→ MATERIAL PROVIDED
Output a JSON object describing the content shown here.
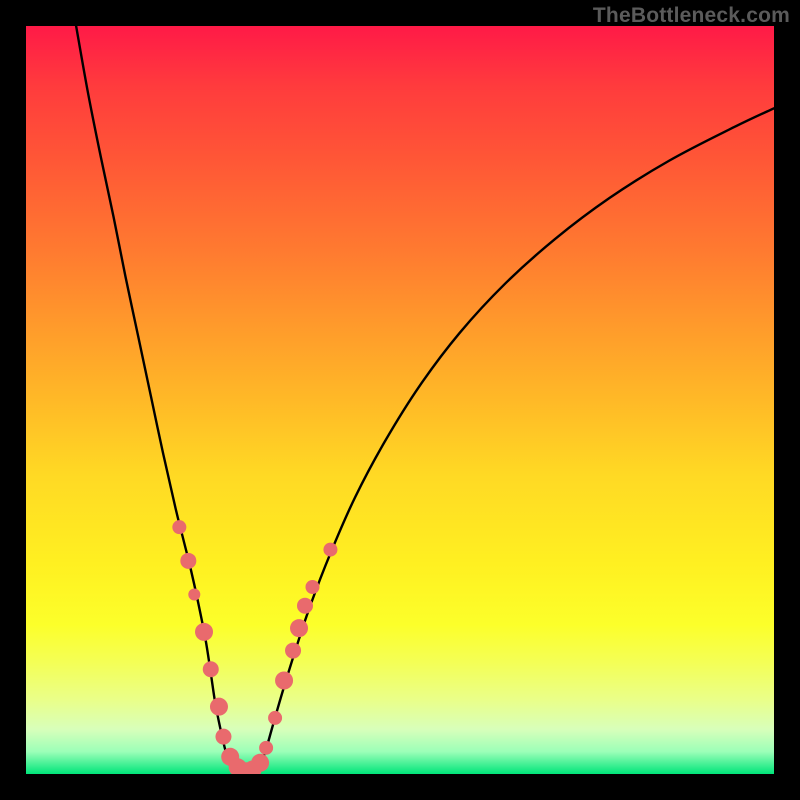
{
  "watermark": "TheBottleneck.com",
  "colors": {
    "frame": "#000000",
    "curve": "#000000",
    "markerFill": "#e96a6d",
    "markerStroke": "#cf5558"
  },
  "chart_data": {
    "type": "line",
    "title": "",
    "xlabel": "",
    "ylabel": "",
    "xlim": [
      0,
      100
    ],
    "ylim": [
      0,
      100
    ],
    "grid": false,
    "series": [
      {
        "name": "left-branch",
        "x": [
          6.7,
          8.3,
          10.0,
          11.7,
          13.3,
          15.0,
          16.7,
          18.3,
          20.0,
          21.0,
          22.0,
          23.0,
          24.0,
          24.7,
          25.3,
          26.0,
          26.7,
          27.3
        ],
        "y": [
          100.0,
          91.0,
          82.5,
          74.5,
          66.5,
          58.5,
          50.5,
          43.0,
          35.5,
          31.5,
          27.5,
          23.0,
          18.0,
          13.5,
          9.5,
          6.0,
          3.0,
          1.2
        ]
      },
      {
        "name": "valley-floor",
        "x": [
          27.3,
          28.0,
          28.7,
          29.3,
          30.0,
          30.7,
          31.3
        ],
        "y": [
          1.2,
          0.5,
          0.3,
          0.3,
          0.3,
          0.5,
          1.2
        ]
      },
      {
        "name": "right-branch",
        "x": [
          31.3,
          32.0,
          33.0,
          34.3,
          36.0,
          38.0,
          40.7,
          44.0,
          48.0,
          52.7,
          58.0,
          64.0,
          70.7,
          78.0,
          86.0,
          94.7,
          100.0
        ],
        "y": [
          1.2,
          3.0,
          6.5,
          11.0,
          16.5,
          22.5,
          29.5,
          37.0,
          44.5,
          52.0,
          59.0,
          65.5,
          71.5,
          77.0,
          82.0,
          86.5,
          89.0
        ]
      }
    ],
    "markers": [
      {
        "x": 20.5,
        "y": 33.0,
        "r": 7
      },
      {
        "x": 21.7,
        "y": 28.5,
        "r": 8
      },
      {
        "x": 22.5,
        "y": 24.0,
        "r": 6
      },
      {
        "x": 23.8,
        "y": 19.0,
        "r": 9
      },
      {
        "x": 24.7,
        "y": 14.0,
        "r": 8
      },
      {
        "x": 25.8,
        "y": 9.0,
        "r": 9
      },
      {
        "x": 26.4,
        "y": 5.0,
        "r": 8
      },
      {
        "x": 27.3,
        "y": 2.3,
        "r": 9
      },
      {
        "x": 28.3,
        "y": 0.9,
        "r": 9
      },
      {
        "x": 29.3,
        "y": 0.5,
        "r": 8
      },
      {
        "x": 30.3,
        "y": 0.6,
        "r": 9
      },
      {
        "x": 31.3,
        "y": 1.5,
        "r": 9
      },
      {
        "x": 32.1,
        "y": 3.5,
        "r": 7
      },
      {
        "x": 33.3,
        "y": 7.5,
        "r": 7
      },
      {
        "x": 34.5,
        "y": 12.5,
        "r": 9
      },
      {
        "x": 35.7,
        "y": 16.5,
        "r": 8
      },
      {
        "x": 36.5,
        "y": 19.5,
        "r": 9
      },
      {
        "x": 37.3,
        "y": 22.5,
        "r": 8
      },
      {
        "x": 38.3,
        "y": 25.0,
        "r": 7
      },
      {
        "x": 40.7,
        "y": 30.0,
        "r": 7
      }
    ]
  }
}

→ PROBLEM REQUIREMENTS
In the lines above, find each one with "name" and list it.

→ EXERCISE RESULT
        "name": "left-branch",
        "name": "valley-floor",
        "name": "right-branch",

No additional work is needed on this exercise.